What is an Infidel? What Does it Mean to be an Infidel?

Infidels and Atheists in the Modern West

Atheist Definition
Atheist Definition. Anthony Bradshaw / Getty Images

Infidel is defined literally as "one without faith." Today the label infidel is technically an archaic term referring to anyone who doubts or denies the tenets of whichever religion is most popular in their society. According to this definition, an infidel in one society may be a True Believer in a neighboring society. Being an infidel is thus always relative to whatever religion possesses the most social, cultural, and political power in one's society at any given time.

As such, being an infidel doesn't always equate to atheism.

During the modern era some atheists have adopted the definition of infidel for their own use and to describe the fact that not only do they not believe in any , but also that they question, doubt, and challenge the tenets of popular religion of their society. Atheists who deliberately adopt the label "infidel" reject the negative implications of the definition of term. These self-described infidels argue that the label should be treated as a positive one.


Defining Infidel

According to the Oxford English Dictionary, the definition of infidel is:

1. One who does not believe in (what the speaker holds to be) the true religion; an ‘unbeliever’.

2. In specific applications: a. From a Christian point of view: An adherent of a religion opposed to Christianity; esp. a Muhammadan, a Saracen (the earliest sense in Eng.); also (more rarely), applied to a Jew, or a pagan. Now chiefly Hist.

2.b From a non-Christian (esp. Jewish or Muhammadan) point of view: Gentile, Giaour, etc.

3.a. disbeliever in religion or divine revelation generally; especially one in a Christian land who professedly rejects or denies the divine origin and authority of Christianity; a professed unbeliever. Usually a term of opprobrium.

b. Of persons: Unbelieving; adhering to a false religion; pagan, heathen, etc. (Cf. the n.)

Long-time Christian usage of the term "infidel" tended to be negative, but as demonstrated by definition #3, both A and B, this was not always the case. The label infidel could, at least in theory, also be used in a neutral way to simply describe someone who wasn't a Christian. It thus did not absolutely need to be regarded as inherently negative to be a disbeliever.

Even an ostensibly neutral usage, though, can carry something of an undercurrent of condemnation from Christians because of the common assumption that being a non-Christian means being less moral, less trustworthy, and of course destined for hell.
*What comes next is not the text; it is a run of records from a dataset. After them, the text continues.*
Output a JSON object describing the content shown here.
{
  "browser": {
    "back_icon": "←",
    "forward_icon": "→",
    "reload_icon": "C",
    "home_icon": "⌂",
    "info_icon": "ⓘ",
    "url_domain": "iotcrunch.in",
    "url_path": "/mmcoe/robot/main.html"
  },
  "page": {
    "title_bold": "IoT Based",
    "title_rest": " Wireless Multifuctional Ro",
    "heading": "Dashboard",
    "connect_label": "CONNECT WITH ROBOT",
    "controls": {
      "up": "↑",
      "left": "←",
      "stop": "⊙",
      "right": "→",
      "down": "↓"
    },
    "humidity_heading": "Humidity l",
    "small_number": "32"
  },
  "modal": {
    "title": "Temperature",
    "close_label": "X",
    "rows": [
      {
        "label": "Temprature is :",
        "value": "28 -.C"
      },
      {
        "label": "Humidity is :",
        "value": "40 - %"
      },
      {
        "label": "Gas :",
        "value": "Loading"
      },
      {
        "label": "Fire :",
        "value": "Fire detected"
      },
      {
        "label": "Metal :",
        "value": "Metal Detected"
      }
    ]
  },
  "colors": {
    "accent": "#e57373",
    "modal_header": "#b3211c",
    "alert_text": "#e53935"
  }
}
Then there is the fact that the term itself is derived from roots that mean "not faithful" and from a Christian perspective it would be difficult for this to not carry some negative connotations.


Redefining Infidel
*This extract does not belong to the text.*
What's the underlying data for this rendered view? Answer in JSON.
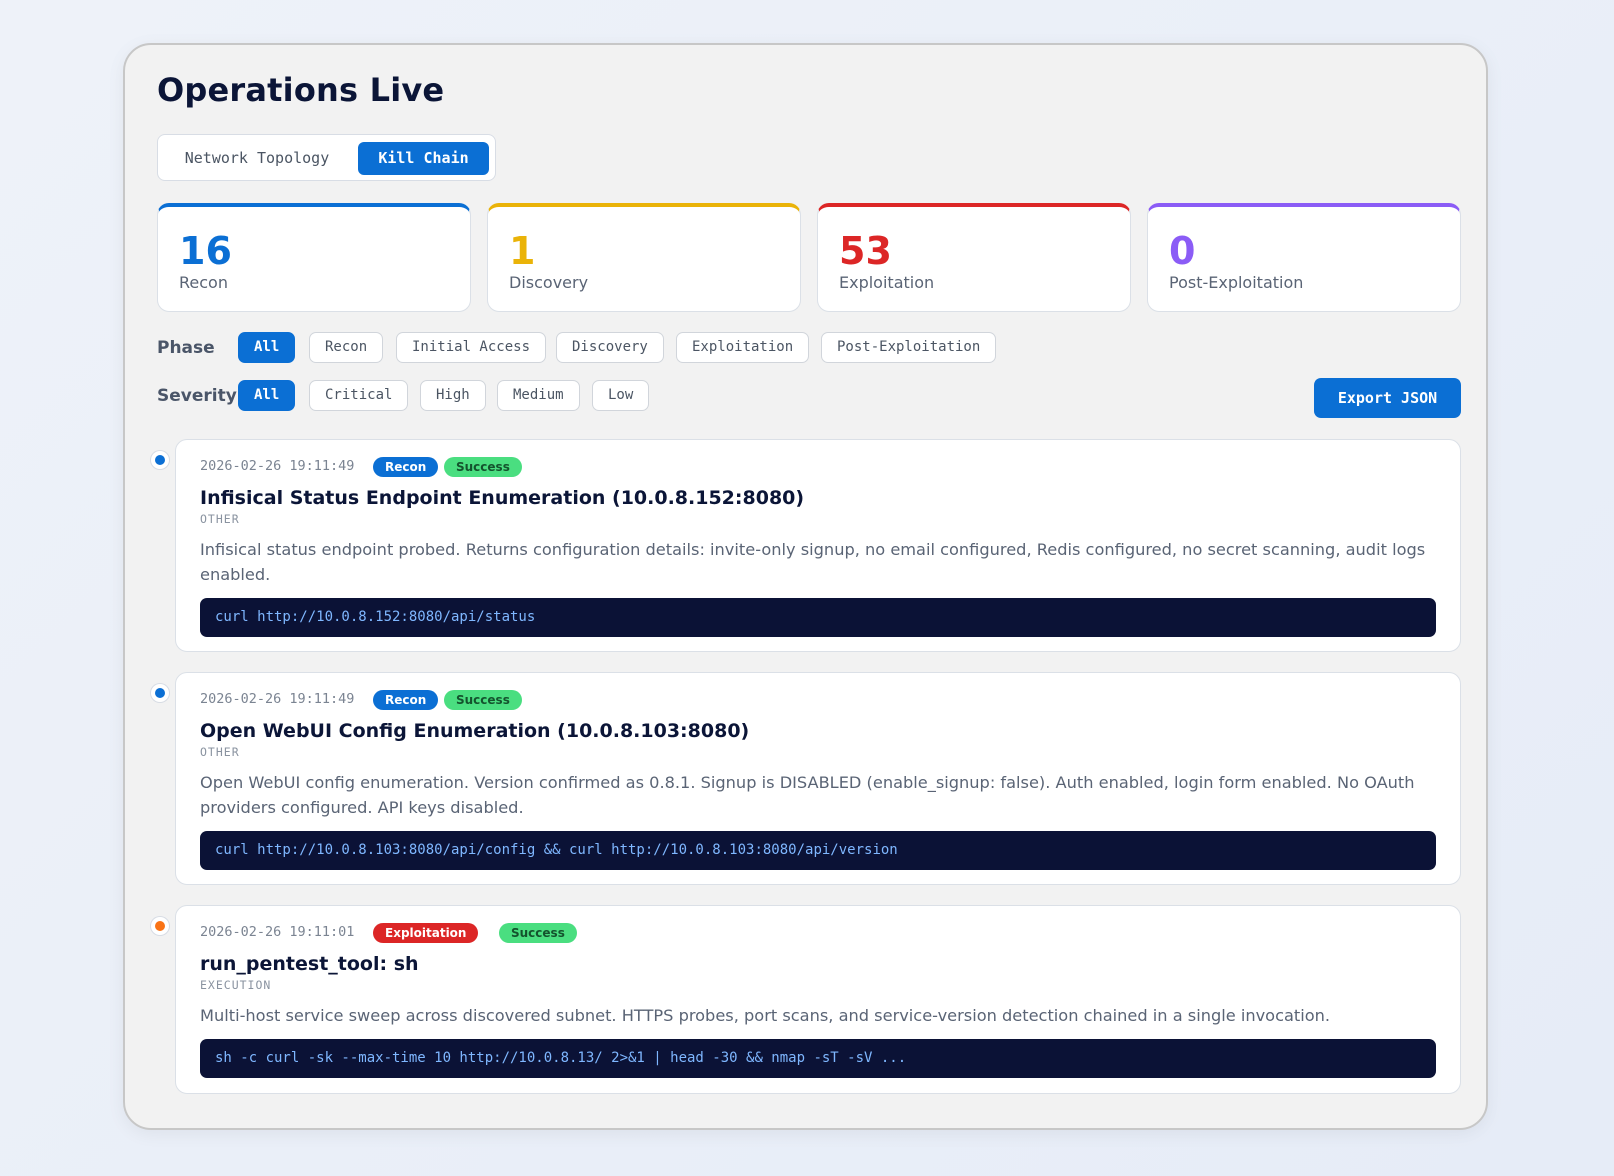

Skeptics and secularists started adopting the label infidel as a positive description during the Enlightenment after it had already been applied to them by church leaders. The idea seems to have been to take it as a badge of honor rather than hide from it. Thus infidel started being used as a label for a philosophical movement dedicated to reforming society by removing the negative influences of traditional religion, religious institutions, and religious superstitions.

This "Infidel Movement" was secular, skeptical, and atheistic, though not all members identified as atheists and the movement was distinct from other Enlightenment movements which advocated secularism and anti-clericalism. Early in the 20th century the label infidel fell out of favor because it came with too many negative connotations in Christianity.
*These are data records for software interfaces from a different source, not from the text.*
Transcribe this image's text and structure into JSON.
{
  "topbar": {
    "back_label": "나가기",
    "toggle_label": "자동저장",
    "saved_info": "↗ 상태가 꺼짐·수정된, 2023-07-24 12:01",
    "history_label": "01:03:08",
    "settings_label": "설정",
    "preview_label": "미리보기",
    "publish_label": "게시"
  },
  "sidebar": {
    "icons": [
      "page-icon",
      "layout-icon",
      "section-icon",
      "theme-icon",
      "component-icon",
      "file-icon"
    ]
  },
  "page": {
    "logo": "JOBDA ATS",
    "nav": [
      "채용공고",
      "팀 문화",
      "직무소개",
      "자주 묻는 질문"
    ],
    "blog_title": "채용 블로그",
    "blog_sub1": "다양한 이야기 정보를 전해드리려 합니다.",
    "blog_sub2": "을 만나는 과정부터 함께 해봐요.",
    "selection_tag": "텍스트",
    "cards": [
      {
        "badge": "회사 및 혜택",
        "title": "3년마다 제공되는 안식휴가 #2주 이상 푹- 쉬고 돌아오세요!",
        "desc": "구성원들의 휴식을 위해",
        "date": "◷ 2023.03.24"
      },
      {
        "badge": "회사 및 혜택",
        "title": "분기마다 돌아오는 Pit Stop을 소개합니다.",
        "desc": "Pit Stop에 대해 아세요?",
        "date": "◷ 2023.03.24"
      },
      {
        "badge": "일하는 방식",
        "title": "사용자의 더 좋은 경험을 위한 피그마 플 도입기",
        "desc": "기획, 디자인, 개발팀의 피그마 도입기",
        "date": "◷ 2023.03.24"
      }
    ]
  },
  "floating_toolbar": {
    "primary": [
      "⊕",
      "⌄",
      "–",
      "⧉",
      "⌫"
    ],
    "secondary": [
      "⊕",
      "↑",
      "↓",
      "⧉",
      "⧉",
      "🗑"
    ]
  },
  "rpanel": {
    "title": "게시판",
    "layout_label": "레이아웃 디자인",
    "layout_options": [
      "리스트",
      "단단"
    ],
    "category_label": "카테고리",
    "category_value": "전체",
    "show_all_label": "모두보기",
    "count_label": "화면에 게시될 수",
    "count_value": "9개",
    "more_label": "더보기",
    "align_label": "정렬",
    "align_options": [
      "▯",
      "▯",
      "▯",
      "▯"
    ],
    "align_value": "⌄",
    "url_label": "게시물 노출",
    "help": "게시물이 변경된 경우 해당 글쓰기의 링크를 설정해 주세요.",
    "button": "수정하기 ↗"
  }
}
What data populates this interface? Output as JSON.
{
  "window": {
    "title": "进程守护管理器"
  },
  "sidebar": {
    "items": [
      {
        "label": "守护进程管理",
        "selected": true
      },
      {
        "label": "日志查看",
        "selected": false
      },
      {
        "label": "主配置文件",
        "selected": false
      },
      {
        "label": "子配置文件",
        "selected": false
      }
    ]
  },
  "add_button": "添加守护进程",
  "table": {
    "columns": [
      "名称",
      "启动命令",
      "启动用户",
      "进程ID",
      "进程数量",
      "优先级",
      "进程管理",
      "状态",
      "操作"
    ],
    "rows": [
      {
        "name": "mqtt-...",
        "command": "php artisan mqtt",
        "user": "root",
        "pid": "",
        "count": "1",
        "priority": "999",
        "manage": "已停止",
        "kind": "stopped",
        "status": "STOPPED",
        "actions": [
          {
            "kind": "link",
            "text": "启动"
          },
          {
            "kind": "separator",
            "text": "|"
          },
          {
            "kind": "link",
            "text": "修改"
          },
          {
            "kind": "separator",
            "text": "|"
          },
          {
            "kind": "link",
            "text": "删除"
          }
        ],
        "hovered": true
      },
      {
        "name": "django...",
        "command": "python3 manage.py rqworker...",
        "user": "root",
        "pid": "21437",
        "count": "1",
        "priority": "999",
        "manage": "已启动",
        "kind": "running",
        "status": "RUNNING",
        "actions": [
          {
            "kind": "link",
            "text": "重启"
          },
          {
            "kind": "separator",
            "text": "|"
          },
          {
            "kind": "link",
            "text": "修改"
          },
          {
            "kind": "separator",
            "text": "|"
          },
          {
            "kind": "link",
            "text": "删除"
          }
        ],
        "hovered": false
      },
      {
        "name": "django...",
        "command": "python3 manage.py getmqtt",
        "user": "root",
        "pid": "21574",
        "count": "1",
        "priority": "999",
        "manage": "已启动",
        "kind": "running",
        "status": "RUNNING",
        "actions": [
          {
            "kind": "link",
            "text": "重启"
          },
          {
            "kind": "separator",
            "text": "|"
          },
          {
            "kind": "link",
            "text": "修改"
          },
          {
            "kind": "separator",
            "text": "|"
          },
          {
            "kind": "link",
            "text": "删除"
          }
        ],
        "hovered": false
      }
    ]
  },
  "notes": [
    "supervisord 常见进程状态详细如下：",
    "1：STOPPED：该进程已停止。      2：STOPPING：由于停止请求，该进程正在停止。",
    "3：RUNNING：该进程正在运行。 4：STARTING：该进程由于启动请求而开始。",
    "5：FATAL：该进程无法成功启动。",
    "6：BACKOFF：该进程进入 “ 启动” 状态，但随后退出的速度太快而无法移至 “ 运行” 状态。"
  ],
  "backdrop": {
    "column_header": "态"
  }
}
Many gravitated instead to the label "secularism" because it was something which both irreligious atheists and liberal Christians could adopt together. Others, especially those with a more critical attitude towards traditional religion, gravitated to the "freethinker" label and freethought movement.

Today use of the label infidel is relatively uncommon, but not entirely unheard of. Infidel still carries some negative baggage from Christianity and some may feel that it's use means accepting a Christian conceptualization of how to understand people. Others though still see value in taking epithets and "owning" them through new use and new associations.